Lawyers for Boston Marathon bombing suspect Dzhokhar Tsarnaev have renewed their request for a judge to hold a hearing on leaks to the news media.

Last month, a judge issued a stern warning to prosecutors about former or current members of their team speaking to the media after Tsarnaev’s lawyers objected to interviews retired FBI agents gave around the anniversary of the deadly 2013 bombings.

The request came after several news outlets this week reported that investigators believe a friend of Tsarnaev provided the gun authorities say was used by Tsarnaev and his brother in the fatal shooting of an MIT police officer several days after the bombings.

On Friday, Tsarnaev’s lawyers asked the judge to hold a hearing to determine what instructions were given to law enforcement about not talking to the media.


High court finds for airport over plan to raze 54 homes

The Vermont Supreme Court has ruled for the Burlington International Airport and its plan to demolish 54 nearby homes so it doesn’t fall out of compliance with federal noise mitigation rules.

A 3-2 majority of the justices found tearing down the houses and filling in their cellar holes doesn’t constitute a change in use under zoning regulations.

The court on Friday said as a result, the more extensive review process sought by neighborhood resident George Maille doesn’t need to happen.

A stinging dissent from Associate Justice Beth Robinson, joined by acting Justice James Morse, argued that turning a housing development into a series of empty lots is clearly a change in use.


City getting $3 million grant for 2 innovative high schools

The Carnegie Corporation of New York has awarded a $3 million grant to Providence to develop two small nontraditional high schools.

Providence School Superintendent Susan Lusi said the schools each will have no more than 450 students.

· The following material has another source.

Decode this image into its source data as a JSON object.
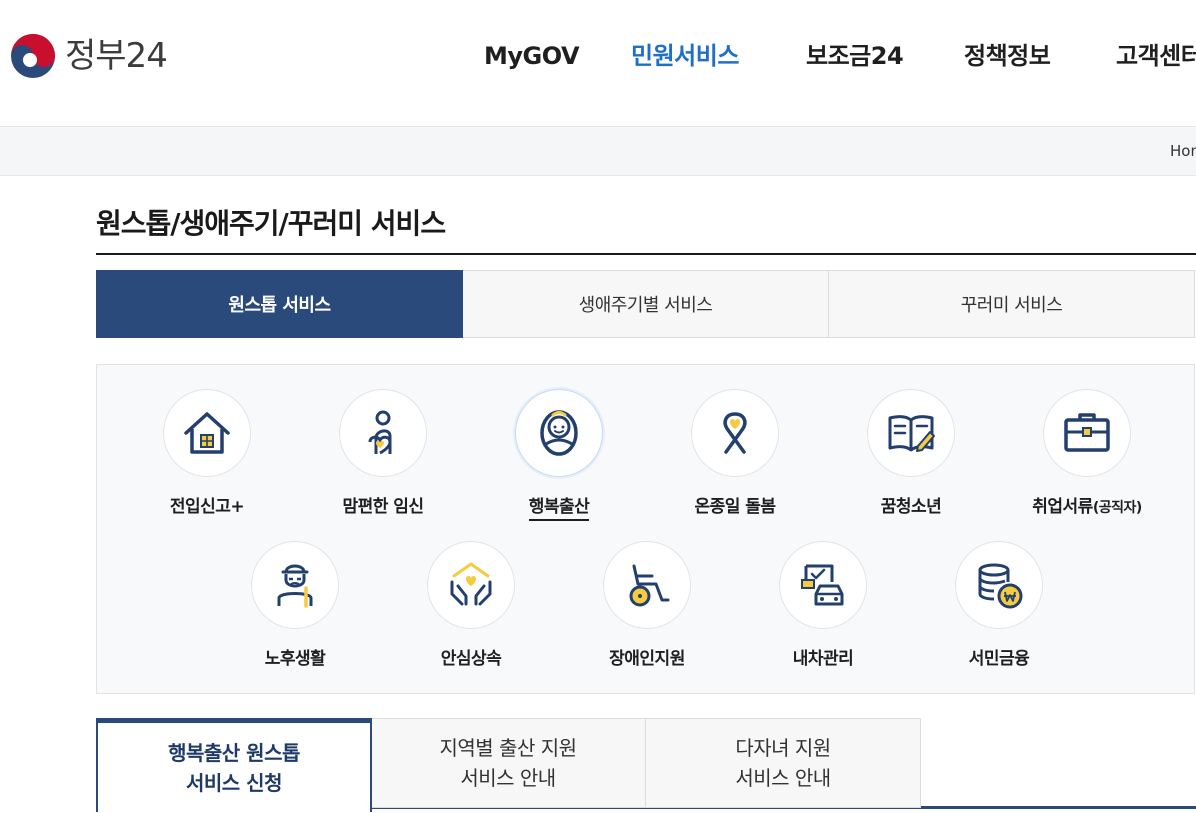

She says the idea is to close the city’s learning gap by using innovated teaching methods to prepare students to succeed at a college level. Those methods could include longer days, weekend classes and online learning.

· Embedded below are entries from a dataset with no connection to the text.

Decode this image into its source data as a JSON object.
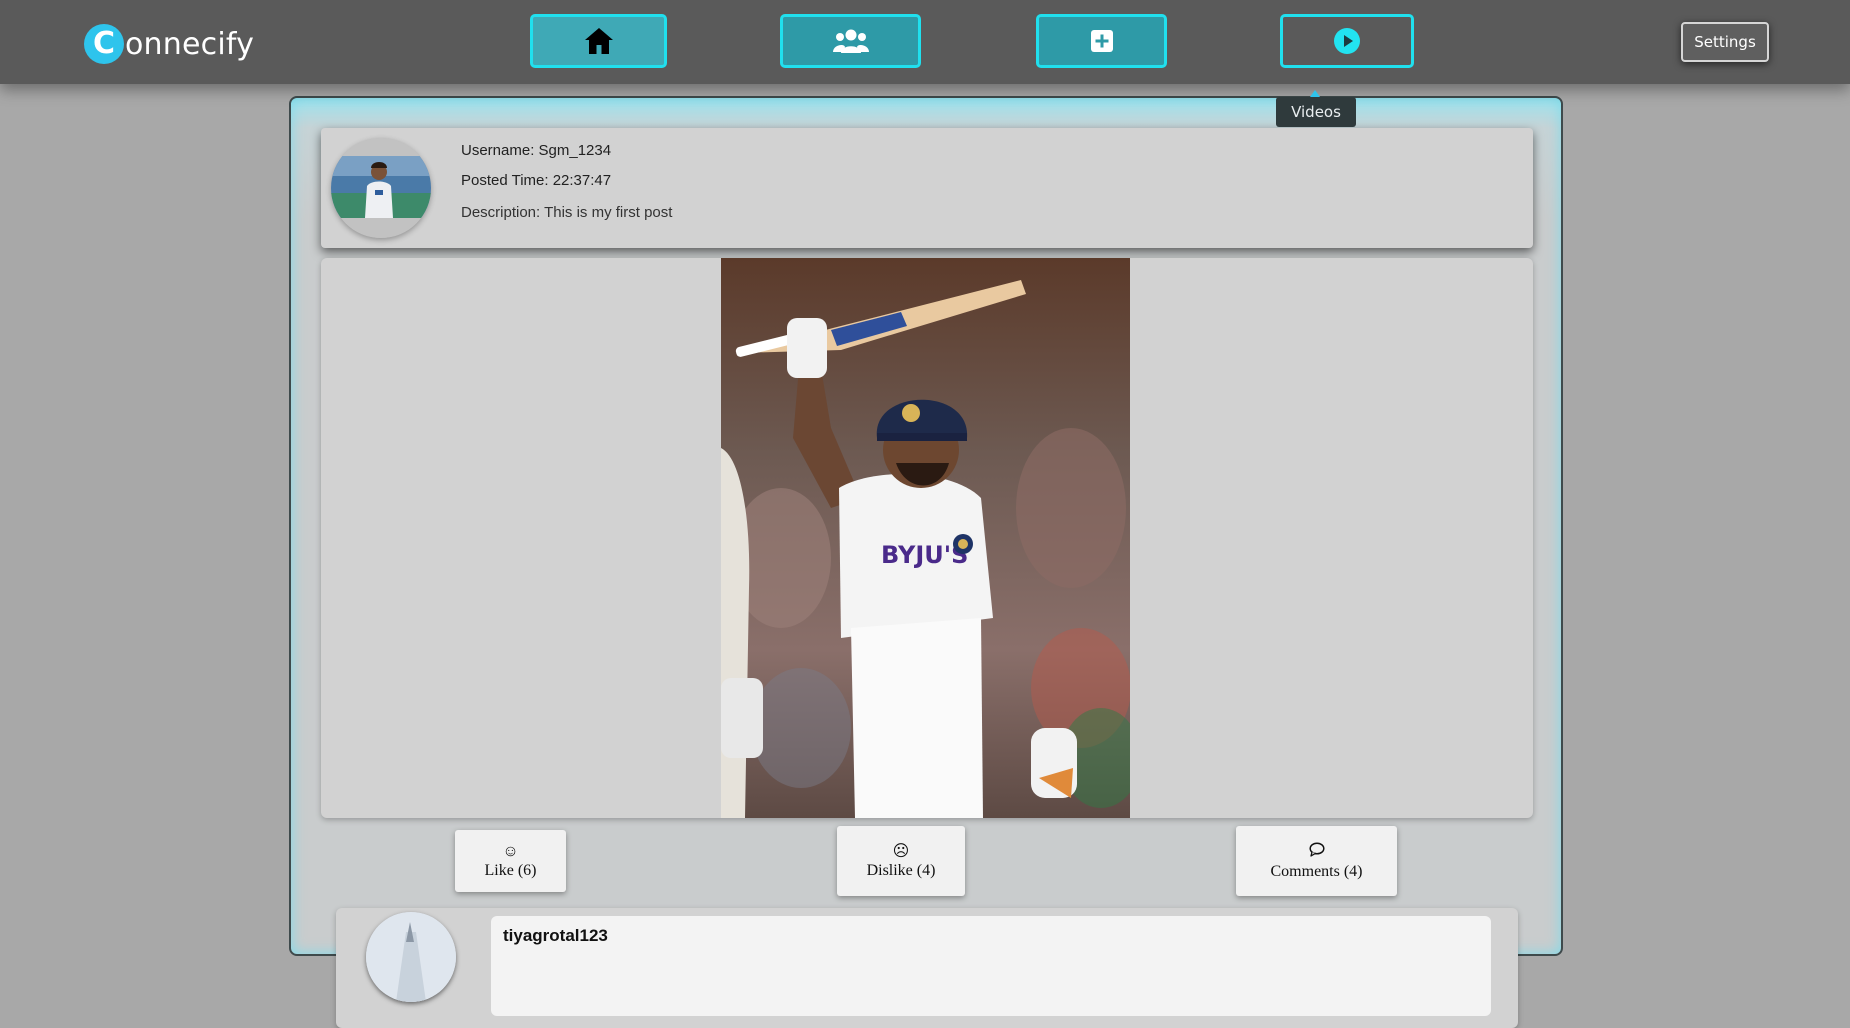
{
  "app": {
    "logo_letter": "C",
    "logo_rest": "onnecify",
    "brand_color": "#2ec4ec"
  },
  "nav": {
    "items": [
      {
        "name": "home",
        "icon": "house-icon"
      },
      {
        "name": "friends",
        "icon": "users-icon"
      },
      {
        "name": "create",
        "icon": "plus-square-icon"
      },
      {
        "name": "videos",
        "icon": "play-circle-icon"
      }
    ],
    "settings_label": "Settings",
    "tooltip": "Videos",
    "accent_color": "#20e0ee"
  },
  "post": {
    "username_label": "Username: Sgm_1234",
    "posted_time_label": "Posted Time: 22:37:47",
    "description_label": "Description: This is my first post",
    "avatar": "profile-photo",
    "photo": "cricketer-raising-bat-photo"
  },
  "actions": {
    "like_label": "Like (6)",
    "like_icon": "smile-icon",
    "dislike_label": "Dislike (4)",
    "dislike_icon": "frown-icon",
    "comments_label": "Comments (4)",
    "comments_icon": "speech-bubble-icon"
  },
  "comment": {
    "username": "tiyagrotal123"
  }
}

The schools are expected to be opened in existing buildings, with enrollment starting with a group of ninth-graders in 2015.

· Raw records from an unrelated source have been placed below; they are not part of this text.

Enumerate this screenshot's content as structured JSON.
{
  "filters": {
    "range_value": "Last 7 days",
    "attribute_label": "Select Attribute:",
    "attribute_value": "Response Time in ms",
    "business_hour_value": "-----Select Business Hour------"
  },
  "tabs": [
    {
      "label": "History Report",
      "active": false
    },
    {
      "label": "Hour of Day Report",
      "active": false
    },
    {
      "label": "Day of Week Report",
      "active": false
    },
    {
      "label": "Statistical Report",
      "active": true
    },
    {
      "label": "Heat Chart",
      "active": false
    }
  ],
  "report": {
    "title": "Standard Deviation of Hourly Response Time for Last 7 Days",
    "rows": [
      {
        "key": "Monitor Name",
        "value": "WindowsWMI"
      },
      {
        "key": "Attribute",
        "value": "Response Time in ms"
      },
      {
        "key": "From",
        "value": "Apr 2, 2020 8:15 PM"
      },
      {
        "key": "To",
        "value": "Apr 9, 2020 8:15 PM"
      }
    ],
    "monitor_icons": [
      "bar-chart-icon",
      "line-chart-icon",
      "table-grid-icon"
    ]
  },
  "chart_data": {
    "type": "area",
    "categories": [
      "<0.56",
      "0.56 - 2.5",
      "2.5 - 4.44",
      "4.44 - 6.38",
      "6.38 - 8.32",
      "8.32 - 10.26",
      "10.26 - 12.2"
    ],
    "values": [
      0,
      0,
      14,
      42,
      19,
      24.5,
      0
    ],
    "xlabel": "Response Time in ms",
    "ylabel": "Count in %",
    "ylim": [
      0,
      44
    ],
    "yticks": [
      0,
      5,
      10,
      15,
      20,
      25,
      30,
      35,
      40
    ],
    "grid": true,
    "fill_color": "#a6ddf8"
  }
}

The city plans to use part of the three-year grant to hire two experts to design and lead the schools.

LYNN, Mass.

Two teens put on probation for throwing eggs at officer

Two Swampscott teenagers charged with throwing eggs at an undercover Lynn police officer posing as a prostitute have admitted to sufficient facts for a guilty finding on an assault and battery charge.

Jacob Finlay and Spencer Webber, both 19, were sentenced Thursday to a year of probation. The Daily Item reported that the charges will be dismissed if they successfully complete probation.

A third teen involved is scheduled in court on Aug. 26.

Prosecutors say in June 2013 the teens were in a car that made several passes, yelling and throwing things at the officer. On the fourth pass, the officer was hit in the leg with an egg. The car was pulled over on a fifth pass.

Finlay’s lawyer said his client is remorseful. Webber’s lawyer refused comment.


Officer asks board to credit lifeguarding toward pension

A veteran Boxford police officer wants his time working as a lifeguard for a state agency decades ago counted toward his pension.

In a letter to a state appeals board, John Iannazzo said working as a lifeguard for the state in the 1970s and ’80s qualifies as a “temporary” job that should be credited toward his retirement.

Adding Iannazzo’s lifeguard service, which totals nearly two years, would increase his retirement benefit by 4.6 percent, according to the Essex Regional Retirement System.

The state and regional retirement systems have turned down Iannazzo’s request, but he has appealed to the state’s Contributory Retirement Appeal Board.

A state lawmaker supporting Iannazzo told The Salem News that there is precedent for the request.

— From news service reports